The Big Truck that Went By Jonathan Katz

     This is a personal account from the lone American AP reporter in Haiti when the January 2010 earthquake struck. At times suspenseful, at other times edgy and direct, Katz combines both heartfelt moments of reality on the streets of Haiti after the earthquake and criticisms of many involved in the recovery effort--or those who contributed to the conditions in Haiti before the earthquake that made the impact of the natural disaster so much worse than it should have been. Pretty good read--I like it as an account of the earthquake a bit more than Haiti: After the Earthquake.

Tell My Horse: Voodoo and Life in Haiti and Jamaica Zora Neale Hurston

    Hurston delves into great detail of numerous voodoo ceremonies and services she experienced during a short time living in Jamaica and Haiti. This was my first exposure to voodoo, and I still have a lot to learn about it (if I even have access to learn everything). Her story telling is engaging, though sometimes the amount of detail is overwhelming making all of the intricate services blur together. Otherwise, it's an interesting account of just part of life in Haiti at one particular moment in time.

Masters of the Dew Jacques Roumain

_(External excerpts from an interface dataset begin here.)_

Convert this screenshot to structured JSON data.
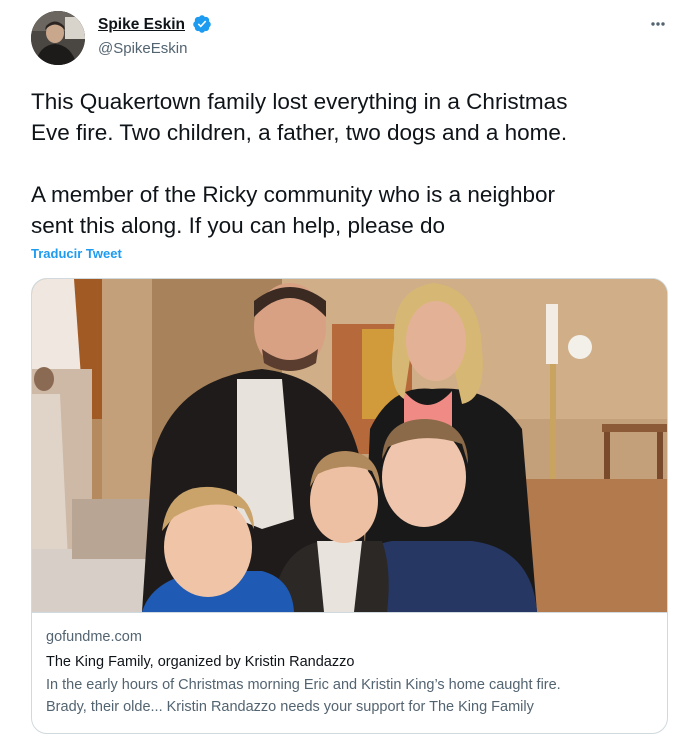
{
  "tweet": {
    "author": {
      "name": "Spike Eskin",
      "handle": "@SpikeEskin",
      "verified": true,
      "verified_color": "#1d9bf0"
    },
    "more_icon": "ellipsis-icon",
    "text_lines": [
      "This Quakertown family lost everything in a Christmas",
      "Eve fire. Two children, a father, two dogs and a home.",
      "A member of the Ricky community who is a neighbor",
      "sent this along. If you can help, please do"
    ],
    "translate_label": "Traducir Tweet",
    "card": {
      "domain": "gofundme.com",
      "title": "The King Family, organized by Kristin Randazzo",
      "description_lines": [
        "In the early hours of Christmas morning Eric and Kristin King’s home caught fire.",
        "Brady, their olde... Kristin Randazzo needs your support for The King Family"
      ]
    }
  },
  "colors": {
    "text": "#0f1419",
    "secondary": "#536471",
    "link": "#1d9bf0",
    "border": "#cfd9de"
  }
}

   Originally written in French by this Haitian author, then translated to English by Mercer Cook and Langston Hughes, Masters of the Dew is a story of rural Haiti during a drought in the 1940s. It is the story of a Haitian who lived and worked in Cuba for 15 years before returning home to Haiti, bringing with him a perspective and skill set far beyond the community of his family. I found it very insightful into many aspects of the Haitian culture I'm experiencing today.

Brother, I'm Dying by Edwidge Danticat

     An autobiography about her father and uncle, this book was my first encounter with Danticat. She's a great story teller. In addition to telling a candid and engaging family story, this book provides really amazing insight into the personal consequences of the relationship between the U.S. and Haiti. 

Because We Are by Ted Oswald

     This is a fictional account of an orphan in Site Soley, a rough slum in Port-au-Prince, who ends up investigating a murder in her community. Overall, the content of this book is engaging, and a particularly interesting character appears in the second half. Oswald weaves in history, politics and development pretty well throughout the book, perhaps to the point of being heavy-handed. The writing style leaves a bit to be desired, however.

Haiti: The Aftershocks of History by Laurent Dubois

     A wonderful and accessible account of Haitian history from colonial times through the mid 2000s--though it is a bit limited on content from Duvalier to present. It's well written and highlights common threads throughout history. Haiti is a very complicated place, and savoring this book is a good way to get acquainted with it. Highly recommended.


  1. Hi Alan

    Just wanted to let you know that I had to take a course that had Collapse by Jared Diamond. Will take it to New York if you want me to.

    1. Thanks for the offer! I actually just got a used copy in the mail, so I already have it.

  2. Alan - we met last week through Jane - You helped me by some oranges in the market. I have been home a week and can't stop thinking about Haiti. I got to your site via Jenks Farmer - an old friend. Excellent reading list. Keep up the good work. Jodie